Dear Doctor Dan,
I am a faithful reader of all things Gottlieb, so I am hoping you could advise me about some distressing issues in my life.
How can I go about helping my daughter find a therapist for my grandchildren who are ages eight and five? Their parents recently divorced and the older child is having real problems with sleeping overnight at his dad's house. He says he is ok with spending time with daddy but does not want to stay away from home. He has no trouble sleeping overnight at my house but has done that since birth quite a lot.
My daughter says that her ex tells her that the child "has to learn to cope" and that is what they have been doing. I think it will take a matter of time and will resolve itself, but I also think they could use some counseling to deal with this issue and other divorce related things.
Can you guide me so that I may guide her in steps to find a compatible counselor
Your letter brings up several issues, so let's talk first about what needs to be done and then we can talk about what you can and cannot do to help make it happen.
Although divorce harms all children, according to the American Association for marriage and family therapy, only 25% of children of divorce have serious long-term emotional difficulties. Although this is a very high percentage, keep in mind there is a good chance your grandchildren will be okay without intervention.
But there are many things parents can do to help mitigate the effects of divorce. The first and most important issue is safety. All children need safety in the wake of this upheaval, but especially young children. And children find safety in consistency and predictability. Much as possible, schedules should remain the same week in and week out, especially in the months following a divorce.

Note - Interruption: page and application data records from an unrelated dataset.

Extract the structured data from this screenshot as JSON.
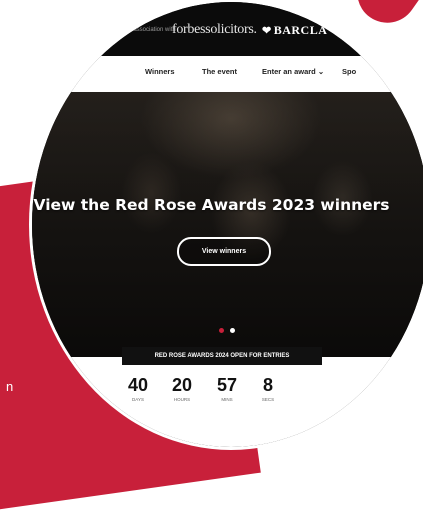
{
  "partner_prefix": "in association with",
  "logos": {
    "primary": "forbessolicitors.",
    "secondary": "BARCLA"
  },
  "nav": [
    "Winners",
    "The event",
    "Enter an award ⌄",
    "Spo"
  ],
  "hero": {
    "title": "View the Red Rose Awards 2023 winners",
    "button_label": "View winners"
  },
  "slider": {
    "total_slides": 2,
    "active_index": 0
  },
  "countdown": {
    "banner": "RED ROSE AWARDS 2024 OPEN FOR ENTRIES",
    "units": [
      {
        "value": "40",
        "label": "DAYS"
      },
      {
        "value": "20",
        "label": "HOURS"
      },
      {
        "value": "57",
        "label": "MINS"
      },
      {
        "value": "8",
        "label": "SECS"
      }
    ]
  },
  "background_text": [
    "n",
    ""
  ],
  "colors": {
    "accent_red": "#c8203a",
    "dark": "#0b0b0b",
    "white": "#ffffff"
  }
}
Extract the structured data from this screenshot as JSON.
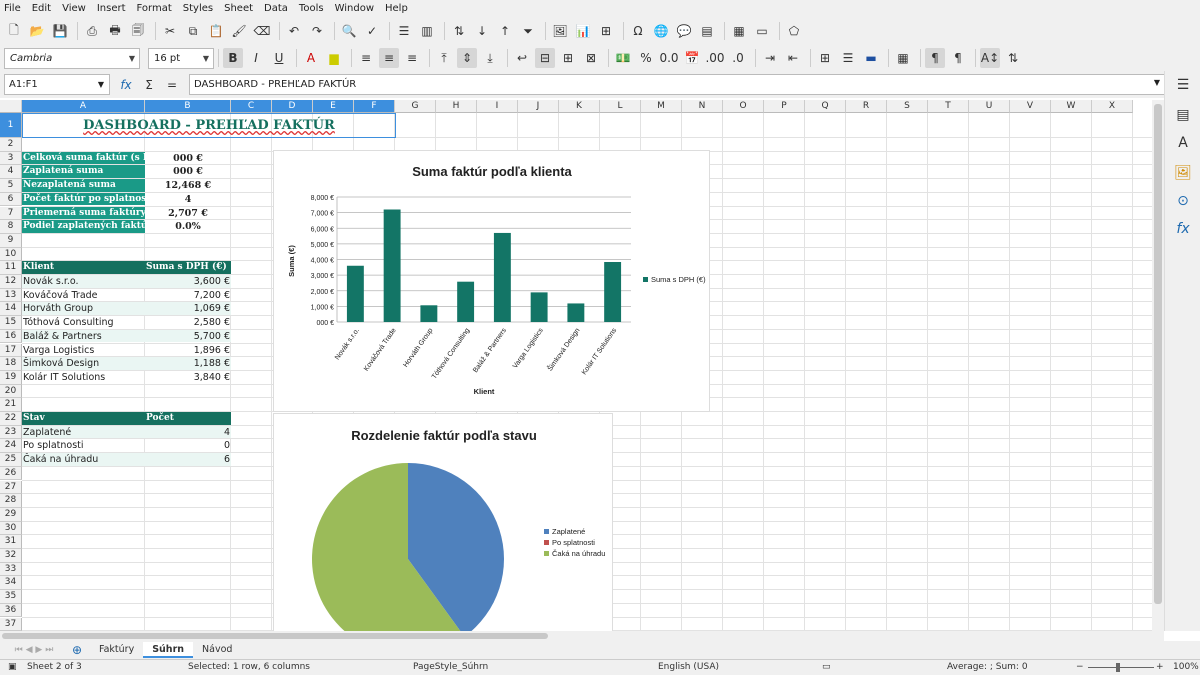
{
  "menu": [
    "File",
    "Edit",
    "View",
    "Insert",
    "Format",
    "Styles",
    "Sheet",
    "Data",
    "Tools",
    "Window",
    "Help"
  ],
  "toolbar": {
    "font_name": "Cambria",
    "font_size": "16 pt"
  },
  "formula": {
    "cell_ref": "A1:F1",
    "content": "DASHBOARD - PREHĽAD FAKTÚR"
  },
  "columns": [
    "A",
    "B",
    "C",
    "D",
    "E",
    "F",
    "G",
    "H",
    "I",
    "J",
    "K",
    "L",
    "M",
    "N",
    "O",
    "P",
    "Q",
    "R",
    "S",
    "T",
    "U",
    "V",
    "W",
    "X"
  ],
  "rows": [
    "1",
    "2",
    "3",
    "4",
    "5",
    "6",
    "7",
    "8",
    "9",
    "10",
    "11",
    "12",
    "13",
    "14",
    "15",
    "16",
    "17",
    "18",
    "19",
    "20",
    "21",
    "22",
    "23",
    "24",
    "25",
    "26",
    "27",
    "28",
    "29",
    "30",
    "31",
    "32",
    "33",
    "34",
    "35",
    "36",
    "37"
  ],
  "title": "DASHBOARD - PREHĽAD FAKTÚR",
  "summary": [
    {
      "label": "Celková suma faktúr (s DPH)",
      "value": "000 €"
    },
    {
      "label": "Zaplatená suma",
      "value": "000 €"
    },
    {
      "label": "Nezaplatená suma",
      "value": "12,468 €"
    },
    {
      "label": "Počet faktúr po splatnosti",
      "value": "4"
    },
    {
      "label": "Priemerná suma faktúry",
      "value": "2,707 €"
    },
    {
      "label": "Podiel zaplatených faktúr",
      "value": "0.0%"
    }
  ],
  "clients_header": {
    "col1": "Klient",
    "col2": "Suma s DPH (€)"
  },
  "clients": [
    {
      "name": "Novák s.r.o.",
      "amount": "3,600 €"
    },
    {
      "name": "Kováčová Trade",
      "amount": "7,200 €"
    },
    {
      "name": "Horváth Group",
      "amount": "1,069 €"
    },
    {
      "name": "Tóthová Consulting",
      "amount": "2,580 €"
    },
    {
      "name": "Baláž & Partners",
      "amount": "5,700 €"
    },
    {
      "name": "Varga Logistics",
      "amount": "1,896 €"
    },
    {
      "name": "Šimková Design",
      "amount": "1,188 €"
    },
    {
      "name": "Kolár IT Solutions",
      "amount": "3,840 €"
    }
  ],
  "status_header": {
    "col1": "Stav",
    "col2": "Počet"
  },
  "status_rows": [
    {
      "name": "Zaplatené",
      "count": "4"
    },
    {
      "name": "Po splatnosti",
      "count": "0"
    },
    {
      "name": "Čaká na úhradu",
      "count": "6"
    }
  ],
  "colors": {
    "accent": "#1a9a87",
    "dark_teal": "#15705f",
    "bar": "#137566",
    "pie_blue": "#4f81bd",
    "pie_red": "#c0504d",
    "pie_green": "#9bbb59",
    "selection": "#3d8fde"
  },
  "chart_data": [
    {
      "type": "bar",
      "title": "Suma faktúr podľa klienta",
      "xlabel": "Klient",
      "ylabel": "Suma (€)",
      "categories": [
        "Novák s.r.o.",
        "Kováčová Trade",
        "Horváth Group",
        "Tóthová Consulting",
        "Baláž & Partners",
        "Varga Logistics",
        "Šimková Design",
        "Kolár IT Solutions"
      ],
      "series": [
        {
          "name": "Suma s DPH (€)",
          "values": [
            3600,
            7200,
            1069,
            2580,
            5700,
            1896,
            1188,
            3840
          ]
        }
      ],
      "ylim": [
        0,
        8000
      ],
      "yticks": [
        "000 €",
        "1,000 €",
        "2,000 €",
        "3,000 €",
        "4,000 €",
        "5,000 €",
        "6,000 €",
        "7,000 €",
        "8,000 €"
      ],
      "legend": "right",
      "grid": true
    },
    {
      "type": "pie",
      "title": "Rozdelenie faktúr podľa stavu",
      "categories": [
        "Zaplatené",
        "Po splatnosti",
        "Čaká na úhradu"
      ],
      "values": [
        4,
        0,
        6
      ],
      "legend": "right"
    }
  ],
  "sheet_tabs": [
    "Faktúry",
    "Súhrn",
    "Návod"
  ],
  "statusbar": {
    "sheet": "Sheet 2 of 3",
    "selected": "Selected: 1 row, 6 columns",
    "pagestyle": "PageStyle_Súhrn",
    "lang": "English (USA)",
    "sum": "Average: ; Sum: 0",
    "zoom": "100%"
  }
}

Most children of divorce feel that the bottom has just dropped out of their lives and that everything they knew to be true is no longer true. So your grandchildren need to be reassured with words and actions that they are loved by both parents and both will take good care of them. So both parents must be very careful not to cancel plans and to show respect to one another in front of the children.

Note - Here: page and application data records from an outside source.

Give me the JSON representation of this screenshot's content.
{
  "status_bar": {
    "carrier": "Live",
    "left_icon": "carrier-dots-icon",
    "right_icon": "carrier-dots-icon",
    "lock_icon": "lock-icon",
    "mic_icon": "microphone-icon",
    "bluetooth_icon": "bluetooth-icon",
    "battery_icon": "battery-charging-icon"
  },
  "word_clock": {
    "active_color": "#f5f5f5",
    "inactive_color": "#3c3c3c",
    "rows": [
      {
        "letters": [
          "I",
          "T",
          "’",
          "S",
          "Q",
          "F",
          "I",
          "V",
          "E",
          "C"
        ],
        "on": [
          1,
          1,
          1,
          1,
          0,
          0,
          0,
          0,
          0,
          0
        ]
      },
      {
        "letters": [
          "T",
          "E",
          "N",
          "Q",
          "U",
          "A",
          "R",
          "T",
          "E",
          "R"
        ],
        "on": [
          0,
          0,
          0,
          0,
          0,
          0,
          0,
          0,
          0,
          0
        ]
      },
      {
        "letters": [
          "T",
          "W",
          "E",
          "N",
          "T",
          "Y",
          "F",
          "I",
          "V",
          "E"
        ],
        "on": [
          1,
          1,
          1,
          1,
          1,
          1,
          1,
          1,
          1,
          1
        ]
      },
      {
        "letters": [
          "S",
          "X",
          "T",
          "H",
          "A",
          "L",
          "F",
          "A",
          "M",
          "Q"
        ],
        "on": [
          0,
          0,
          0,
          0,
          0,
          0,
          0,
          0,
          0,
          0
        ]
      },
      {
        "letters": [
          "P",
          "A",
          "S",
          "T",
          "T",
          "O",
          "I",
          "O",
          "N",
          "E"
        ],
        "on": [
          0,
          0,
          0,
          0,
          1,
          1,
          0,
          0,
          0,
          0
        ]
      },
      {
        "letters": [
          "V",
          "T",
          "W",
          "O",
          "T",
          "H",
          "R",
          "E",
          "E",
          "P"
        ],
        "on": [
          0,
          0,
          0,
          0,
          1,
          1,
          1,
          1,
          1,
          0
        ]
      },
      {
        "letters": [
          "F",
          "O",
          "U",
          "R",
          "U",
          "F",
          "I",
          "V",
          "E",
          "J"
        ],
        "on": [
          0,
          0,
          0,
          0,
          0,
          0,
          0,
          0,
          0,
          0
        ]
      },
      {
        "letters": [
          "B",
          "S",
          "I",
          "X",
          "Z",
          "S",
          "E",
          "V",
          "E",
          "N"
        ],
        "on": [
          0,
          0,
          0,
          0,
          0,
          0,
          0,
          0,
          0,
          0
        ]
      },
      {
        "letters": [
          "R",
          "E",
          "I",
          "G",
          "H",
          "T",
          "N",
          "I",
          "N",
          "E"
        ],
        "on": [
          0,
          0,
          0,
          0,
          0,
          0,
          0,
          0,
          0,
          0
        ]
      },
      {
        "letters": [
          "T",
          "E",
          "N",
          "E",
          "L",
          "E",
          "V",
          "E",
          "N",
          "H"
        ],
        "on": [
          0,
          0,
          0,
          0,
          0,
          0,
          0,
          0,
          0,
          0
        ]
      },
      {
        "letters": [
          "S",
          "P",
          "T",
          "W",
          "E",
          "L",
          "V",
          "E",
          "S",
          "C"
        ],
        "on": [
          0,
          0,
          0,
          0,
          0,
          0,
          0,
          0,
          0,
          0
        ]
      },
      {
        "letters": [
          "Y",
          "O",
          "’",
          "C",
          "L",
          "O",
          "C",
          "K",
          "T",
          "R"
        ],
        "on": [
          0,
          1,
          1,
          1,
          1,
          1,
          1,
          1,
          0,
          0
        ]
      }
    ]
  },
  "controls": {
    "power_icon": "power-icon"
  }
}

I often tell divorced parents that they must love their children more than they hate each other. Therefore they must develop a workable plan that gives children easy access to both parents. And of course, no parent should never ever speak angrily about their child's other parent. At best, it sets up a loyalty conflict for the children. And worst, children feel they have lost both parents.
Believe it or not, I would not recommend counseling unless they are showing signs of distress. Signs to look for include
· acting younger than their chronological ag
· sleep difficulties
· acting out in ways they hadn't before
· problems with friends or school
· irrational fears and compulsive behavior.
Many children of divorce will show some of these symptoms in the short run, but if they persist, it's time to seek help. But I wouldn't automatically seek counseling and here's why: children of divorce already feel pretty alone and wonder if there is something wrong with them which may have broken up the family. If they are "sent" to therapy, the process itself could reinforce that belief. I believe that if younger children of divorce need therapy, it should be family therapy unless there is a compelling reason not to.
Finding a therapist? Make sure the therapist is trained in marital and family therapy. But even so, not all family therapists are trained in working with small children, so you need both. You should be able to find one in your community through the American Association of Marriage and Family Therapy. Alternatively you could look up your State Psychological Association or National Association of Social Workers. But please make sure whatever therapist you find is trained in both divorce and working with young children.
So now we come to you and what you can do. First, divorce is a trauma not just for parents and children, but for grandparents also. Just like your grandchildren, you may have gone through these years thinking that your children and grandchildren were safe and secure. And now this. I have spoken with so many grandparents of divorce children whose hearts are broken by what's happening to their children and grandchildren. It feels the stakes are so high and you feel so powerless.
I will assume you have a good relationship with your daughter, but it's also important that you maintain at least a respectful relationship with your son-in-law and avoid criticism or blame. If your daughter wants to do so, listen to her with compassion and empathy, but please try not to reinforce her resentment or help her feel like a victim. As I am sure you know, if you were to get in the middle, the outcome is never good. I've talked before on these pages about how and when to offer advice to our adult children, when it's respectful and when it is intrusive. And I have said that within very broad limits, we have to respect the resilience and problem solving skills of our adult children. But when grandchildren are involved, it gets more complicated.
Feel free to tell her about your concerns, but please don't push as your daughter feels vulnerable enough. Offer to be an additional resource for your daughter, grandsons and even your son-in-law. If you are able, spend extra time with the children it might help everyone out. And perhaps you could even include the other set of grandparents in some of the social activities. It would certainly make the children feel better.I hope this helps and I wish everyone healing.